EXERCISE MATERIAL:
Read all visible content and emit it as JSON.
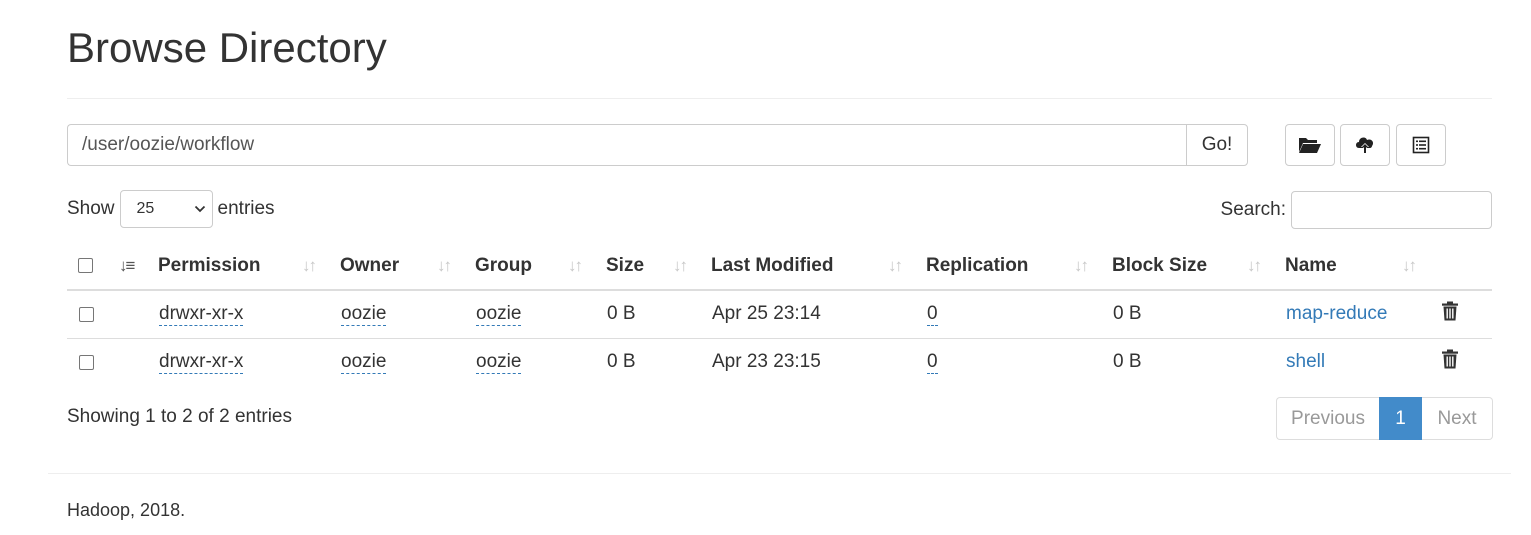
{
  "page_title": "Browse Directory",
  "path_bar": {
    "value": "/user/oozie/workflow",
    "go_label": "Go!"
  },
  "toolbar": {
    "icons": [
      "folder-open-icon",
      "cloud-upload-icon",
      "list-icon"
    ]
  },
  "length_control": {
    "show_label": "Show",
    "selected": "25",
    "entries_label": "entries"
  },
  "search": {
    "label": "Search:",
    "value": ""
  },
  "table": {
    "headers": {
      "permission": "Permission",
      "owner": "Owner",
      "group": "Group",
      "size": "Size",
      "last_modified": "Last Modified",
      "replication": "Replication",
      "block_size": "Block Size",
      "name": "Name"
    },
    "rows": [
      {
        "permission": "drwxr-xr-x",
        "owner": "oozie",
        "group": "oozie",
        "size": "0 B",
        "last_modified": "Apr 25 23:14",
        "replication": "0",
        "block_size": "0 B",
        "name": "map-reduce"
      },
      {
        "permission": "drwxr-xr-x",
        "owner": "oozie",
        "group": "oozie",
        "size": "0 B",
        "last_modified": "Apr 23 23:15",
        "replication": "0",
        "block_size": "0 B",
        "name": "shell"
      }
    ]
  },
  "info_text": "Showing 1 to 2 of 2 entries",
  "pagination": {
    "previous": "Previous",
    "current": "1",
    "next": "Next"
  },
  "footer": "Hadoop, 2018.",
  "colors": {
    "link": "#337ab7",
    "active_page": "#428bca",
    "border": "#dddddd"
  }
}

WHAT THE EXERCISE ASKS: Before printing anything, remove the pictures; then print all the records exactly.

RESULT FOR THIS TASK:
Read all visible content and emit it as JSON.
{
  "page_title": "Browse Directory",
  "path_bar": {
    "value": "/user/oozie/workflow",
    "go_label": "Go!"
  },
  "toolbar": {
    "icons": [
      "folder-open-icon",
      "cloud-upload-icon",
      "list-icon"
    ]
  },
  "length_control": {
    "show_label": "Show",
    "selected": "25",
    "entries_label": "entries"
  },
  "search": {
    "label": "Search:",
    "value": ""
  },
  "table": {
    "headers": {
      "permission": "Permission",
      "owner": "Owner",
      "group": "Group",
      "size": "Size",
      "last_modified": "Last Modified",
      "replication": "Replication",
      "block_size": "Block Size",
      "name": "Name"
    },
    "rows": [
      {
        "permission": "drwxr-xr-x",
        "owner": "oozie",
        "group": "oozie",
        "size": "0 B",
        "last_modified": "Apr 25 23:14",
        "replication": "0",
        "block_size": "0 B",
        "name": "map-reduce"
      },
      {
        "permission": "drwxr-xr-x",
        "owner": "oozie",
        "group": "oozie",
        "size": "0 B",
        "last_modified": "Apr 23 23:15",
        "replication": "0",
        "block_size": "0 B",
        "name": "shell"
      }
    ]
  },
  "info_text": "Showing 1 to 2 of 2 entries",
  "pagination": {
    "previous": "Previous",
    "current": "1",
    "next": "Next"
  },
  "footer": "Hadoop, 2018.",
  "colors": {
    "link": "#337ab7",
    "active_page": "#428bca",
    "border": "#dddddd"
  }
}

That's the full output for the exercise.